As entrances go, Jeff Brown’s was the grandest.
Brown stormed into his first-year seminar with his phone to his ear, barking something along the lines of, “If you flunked the class, you flunked the class. There’s nothing I can do about it.”
He sighed heavily, exuding powerfully unenthusiastic vibes about the start of a new semester. Then he glared at his trepidatious troops and told them if they weren’t enrolled in PSU 9, they should get out -- now.
And then he got out.
Seconds later, he returned, all smiles, clapping and then rubbing his hands together while breathlessly promising a fun-filled semester of learning about the wonderful world of broadcasting.
He came up for air. Then: “Who do you want to teach the class, the first guy or the second guy?”
It was a rhetorical question. Brown, known locally as a radio personality and the public address announcer at Penn State basketball and State College Spikes games, assured his whipsawed freshmen that he wasn’t the first guy, but wasn’t quite the second guy, either – though he’s more cheery than churlish.
His point: “First impressions mean everything.”
Thus began one of the nearly 5,000 classes offered at University Park this fall. I’m not teaching any myself (I’ll be introducing myself to a room full of students in Greece next month), but I wangled invitations to four other opening days last week so I could observe the semester-launching rituals.
Two of the classes were small: Brown’s first-year seminar and Sajay Samuel’s upper-level management accounting class had about 20 students apiece. The other three were big-bigger-biggest: 50 in Shaheen Pasha’s News Media Ethics class, 120 in Ford Risley’s American Journalism: Values, Traditions and Practices class, 340 in Matt Jackson’s Survey of Electronic Media and Telecommunications class.
Sartorially, my hosts’ attire ranged from the formal-with-flair electric-blue swirl on Jackson’s necktie and the emerald green of Pasha’s dress to Brown’s très cazh khaki cargo shorts.

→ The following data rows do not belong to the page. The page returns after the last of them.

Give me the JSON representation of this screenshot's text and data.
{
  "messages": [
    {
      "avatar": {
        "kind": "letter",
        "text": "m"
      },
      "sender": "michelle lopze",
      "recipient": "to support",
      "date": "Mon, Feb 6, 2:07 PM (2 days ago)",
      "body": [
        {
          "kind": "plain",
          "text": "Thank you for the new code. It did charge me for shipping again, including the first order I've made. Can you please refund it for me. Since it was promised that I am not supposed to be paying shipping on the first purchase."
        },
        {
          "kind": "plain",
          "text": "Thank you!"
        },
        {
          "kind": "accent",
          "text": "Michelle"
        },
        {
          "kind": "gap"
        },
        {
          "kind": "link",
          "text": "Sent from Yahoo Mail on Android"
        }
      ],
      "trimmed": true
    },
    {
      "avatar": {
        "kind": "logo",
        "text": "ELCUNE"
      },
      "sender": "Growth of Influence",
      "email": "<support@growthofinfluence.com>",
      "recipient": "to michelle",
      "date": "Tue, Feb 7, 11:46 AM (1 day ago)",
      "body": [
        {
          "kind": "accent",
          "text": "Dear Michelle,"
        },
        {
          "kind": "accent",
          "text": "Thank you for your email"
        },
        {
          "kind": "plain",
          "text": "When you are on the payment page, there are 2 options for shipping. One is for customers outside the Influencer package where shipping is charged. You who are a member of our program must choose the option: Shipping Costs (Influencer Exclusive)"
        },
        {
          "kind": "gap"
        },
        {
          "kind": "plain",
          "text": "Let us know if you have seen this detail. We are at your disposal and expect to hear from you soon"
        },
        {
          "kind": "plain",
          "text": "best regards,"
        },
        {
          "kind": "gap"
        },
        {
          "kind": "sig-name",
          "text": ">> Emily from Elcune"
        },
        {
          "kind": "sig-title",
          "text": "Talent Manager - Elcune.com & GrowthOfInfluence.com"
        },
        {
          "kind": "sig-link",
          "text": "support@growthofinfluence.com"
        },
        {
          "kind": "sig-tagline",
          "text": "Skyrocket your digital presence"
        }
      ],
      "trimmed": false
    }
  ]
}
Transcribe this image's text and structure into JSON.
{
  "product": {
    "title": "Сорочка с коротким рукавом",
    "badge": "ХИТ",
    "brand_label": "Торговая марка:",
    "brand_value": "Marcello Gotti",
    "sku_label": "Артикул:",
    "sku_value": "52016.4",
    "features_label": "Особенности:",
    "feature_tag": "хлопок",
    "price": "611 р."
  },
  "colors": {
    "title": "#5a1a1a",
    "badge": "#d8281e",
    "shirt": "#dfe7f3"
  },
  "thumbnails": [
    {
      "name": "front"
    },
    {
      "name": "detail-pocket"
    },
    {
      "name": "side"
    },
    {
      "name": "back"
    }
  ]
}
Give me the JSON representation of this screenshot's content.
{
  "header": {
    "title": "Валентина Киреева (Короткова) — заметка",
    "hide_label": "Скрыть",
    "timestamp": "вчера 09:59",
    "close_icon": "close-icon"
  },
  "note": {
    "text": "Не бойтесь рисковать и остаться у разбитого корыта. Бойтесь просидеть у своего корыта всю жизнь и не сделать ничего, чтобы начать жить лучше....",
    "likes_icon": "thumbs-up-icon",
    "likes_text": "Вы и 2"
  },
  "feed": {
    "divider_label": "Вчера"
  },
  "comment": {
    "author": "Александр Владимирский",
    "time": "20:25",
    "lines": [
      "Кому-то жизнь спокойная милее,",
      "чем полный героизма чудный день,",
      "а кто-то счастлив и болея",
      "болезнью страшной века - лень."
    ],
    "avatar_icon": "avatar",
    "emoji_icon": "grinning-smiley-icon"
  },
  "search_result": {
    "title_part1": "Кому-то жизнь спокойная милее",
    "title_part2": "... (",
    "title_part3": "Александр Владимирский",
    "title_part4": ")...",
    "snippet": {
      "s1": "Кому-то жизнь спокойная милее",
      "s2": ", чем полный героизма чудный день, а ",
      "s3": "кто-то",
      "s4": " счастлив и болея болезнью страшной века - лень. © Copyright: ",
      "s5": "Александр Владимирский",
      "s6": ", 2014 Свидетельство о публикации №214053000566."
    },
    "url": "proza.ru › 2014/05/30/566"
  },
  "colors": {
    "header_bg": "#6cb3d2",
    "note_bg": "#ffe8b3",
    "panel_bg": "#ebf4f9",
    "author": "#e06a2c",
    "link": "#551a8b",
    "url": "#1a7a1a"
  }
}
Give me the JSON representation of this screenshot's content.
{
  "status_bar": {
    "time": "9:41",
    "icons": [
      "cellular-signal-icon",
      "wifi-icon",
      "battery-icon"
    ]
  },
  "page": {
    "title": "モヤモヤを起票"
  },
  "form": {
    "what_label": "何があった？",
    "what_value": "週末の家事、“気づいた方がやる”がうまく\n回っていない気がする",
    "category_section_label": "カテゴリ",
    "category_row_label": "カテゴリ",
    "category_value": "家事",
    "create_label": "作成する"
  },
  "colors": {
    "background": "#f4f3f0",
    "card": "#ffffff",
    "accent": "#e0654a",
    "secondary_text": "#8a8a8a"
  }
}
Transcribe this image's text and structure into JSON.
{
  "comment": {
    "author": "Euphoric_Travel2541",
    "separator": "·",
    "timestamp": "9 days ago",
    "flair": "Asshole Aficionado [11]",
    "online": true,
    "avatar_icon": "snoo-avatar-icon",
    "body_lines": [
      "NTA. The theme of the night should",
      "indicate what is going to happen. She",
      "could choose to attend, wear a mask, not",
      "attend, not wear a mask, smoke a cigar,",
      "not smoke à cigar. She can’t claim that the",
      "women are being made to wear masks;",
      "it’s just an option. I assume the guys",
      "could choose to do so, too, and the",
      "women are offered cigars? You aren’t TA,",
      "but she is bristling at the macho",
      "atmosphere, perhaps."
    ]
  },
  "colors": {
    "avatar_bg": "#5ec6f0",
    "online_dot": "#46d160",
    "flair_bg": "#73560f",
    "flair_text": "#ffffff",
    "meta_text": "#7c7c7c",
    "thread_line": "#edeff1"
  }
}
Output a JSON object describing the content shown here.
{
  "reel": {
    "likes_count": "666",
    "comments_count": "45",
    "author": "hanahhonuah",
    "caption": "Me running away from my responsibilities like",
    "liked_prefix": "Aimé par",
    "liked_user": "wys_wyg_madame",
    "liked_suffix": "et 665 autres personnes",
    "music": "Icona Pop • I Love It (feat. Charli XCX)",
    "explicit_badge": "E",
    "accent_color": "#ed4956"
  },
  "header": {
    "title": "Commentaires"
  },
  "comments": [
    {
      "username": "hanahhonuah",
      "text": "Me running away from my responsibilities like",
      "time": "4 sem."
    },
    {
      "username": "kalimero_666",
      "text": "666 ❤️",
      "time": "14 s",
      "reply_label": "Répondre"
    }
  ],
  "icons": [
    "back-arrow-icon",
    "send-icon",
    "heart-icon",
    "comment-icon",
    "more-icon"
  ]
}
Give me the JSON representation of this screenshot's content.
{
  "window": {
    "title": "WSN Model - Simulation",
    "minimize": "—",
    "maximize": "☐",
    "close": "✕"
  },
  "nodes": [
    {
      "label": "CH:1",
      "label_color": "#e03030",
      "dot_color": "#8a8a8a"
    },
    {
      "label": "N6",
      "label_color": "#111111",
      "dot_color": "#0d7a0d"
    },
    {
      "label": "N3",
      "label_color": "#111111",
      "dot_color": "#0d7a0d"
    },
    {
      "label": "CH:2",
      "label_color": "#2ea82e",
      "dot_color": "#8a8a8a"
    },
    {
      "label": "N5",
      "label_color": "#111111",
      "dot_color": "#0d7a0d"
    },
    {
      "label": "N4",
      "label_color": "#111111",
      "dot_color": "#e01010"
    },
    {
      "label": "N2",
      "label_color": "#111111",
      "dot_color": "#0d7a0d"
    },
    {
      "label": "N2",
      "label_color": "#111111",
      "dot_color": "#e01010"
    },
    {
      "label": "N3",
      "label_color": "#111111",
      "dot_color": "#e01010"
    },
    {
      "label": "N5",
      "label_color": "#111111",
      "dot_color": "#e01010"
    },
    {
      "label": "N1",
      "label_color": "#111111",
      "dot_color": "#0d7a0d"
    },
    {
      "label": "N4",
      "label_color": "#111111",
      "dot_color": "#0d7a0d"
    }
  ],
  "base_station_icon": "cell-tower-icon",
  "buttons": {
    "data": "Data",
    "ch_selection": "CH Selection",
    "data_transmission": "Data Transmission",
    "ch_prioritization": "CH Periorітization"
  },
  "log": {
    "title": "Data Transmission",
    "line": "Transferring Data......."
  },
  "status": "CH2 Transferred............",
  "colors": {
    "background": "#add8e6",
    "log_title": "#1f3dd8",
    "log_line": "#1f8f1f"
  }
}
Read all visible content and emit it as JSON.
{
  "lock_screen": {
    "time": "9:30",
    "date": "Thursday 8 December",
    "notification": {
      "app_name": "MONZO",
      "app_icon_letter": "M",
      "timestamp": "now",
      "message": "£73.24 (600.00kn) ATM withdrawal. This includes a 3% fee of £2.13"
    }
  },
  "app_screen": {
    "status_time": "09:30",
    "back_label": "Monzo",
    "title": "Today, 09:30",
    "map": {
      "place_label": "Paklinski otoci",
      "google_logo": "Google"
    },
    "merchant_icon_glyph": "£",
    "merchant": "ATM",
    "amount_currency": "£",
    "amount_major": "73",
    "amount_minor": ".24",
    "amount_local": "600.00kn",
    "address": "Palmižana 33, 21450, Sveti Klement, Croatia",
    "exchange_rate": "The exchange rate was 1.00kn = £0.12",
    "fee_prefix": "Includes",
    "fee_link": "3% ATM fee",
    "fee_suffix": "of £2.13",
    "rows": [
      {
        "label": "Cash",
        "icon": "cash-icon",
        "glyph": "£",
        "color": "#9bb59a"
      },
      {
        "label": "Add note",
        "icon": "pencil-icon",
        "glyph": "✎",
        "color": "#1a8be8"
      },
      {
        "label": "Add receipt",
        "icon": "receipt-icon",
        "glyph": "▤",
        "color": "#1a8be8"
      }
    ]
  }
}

Four of my five pedagogic pals offered a peek at their lives outside the classroom. Jackson showed slides of himself scuba diving, eating ice cream and reading to his 3-year-old daughter. Risley drew attention to his southern roots and shared the happy news of his daughter’s impending marriage (there were murmurs of congratulation). Pasha talked about her childhood in Brooklyn, her three kids and what it was like interviewing Kim Kardashian. (“Like putting a fork through my head,” she said. “I hate interviewing celebrities.”) Brown mentioned his kids and grandkids and admitted that he was terrible at radio when he started.
Fittingly for one who teaches in the Smeal College of Business, Samuel got right down to business.
“Rule No. 1,” he said at the start. “You’re on time. After three minutes, don’t come to class. Rule No. 2: No phones. I detest phones.”
Like Jeff Brown’s drill-sergeant persona, this, too, was something of a performance, though Samuel only let his martinet mask slip once in 75 minutes, when he confided that he was “not as difficult as I seem on Day 1.”
The rest of the time he put everyone in the room on the spot, some more than once, which established a daunting but clear expectation: This is a no-zone-out zone. “I have an uncanny ability to see people who are sleeping with their eyes open,” he told them. The result was a lively and fast-paced discussion – of accounting!
Let me express my admiration for Samuel’s approach this way: If I, the old lit. major in the back of the room, were to make a list of academic subjects in order of my interest in them, accounting would go at or near the bottom. Yet I found Day 1 of Management Accounting compelling from beginning to end. I think the students did, too.
Other moments from Opening Day:
When Risley asked his class what’s in the news, he got responses that did my little journalistic heart good: Jeffrey Epstein’s suicide, one said. The G-7 conference, said another. Fires in the Amazon, said a third. (Less surprisingly, news of Andrew Luck’s retirement and Spider-Man’s exit from the Marvel Comics Universe had also left an impression.)
Jackson told his SRO telecommunications class that they spend more time consuming media than they spend doing anything else. Then he warned them that he would ask them to forgo their “pacifiers” for 36 hours this semester.
Pasha, new to Penn State, informed her class – at exhilarating New Yorker speed -- that she’s loud, obnoxious, yet painfully shy. “How many of you are shy?” she asked. No one raised a hand. “Liars!” she said.
Students call the first days of the semester Sylly (as in syllabus) Week, expecting little more than a fluffy succession of ice-breaking activities and previews of the work at hand. Four of the five classes I attended included those elements. But mostly I saw teachers teaching.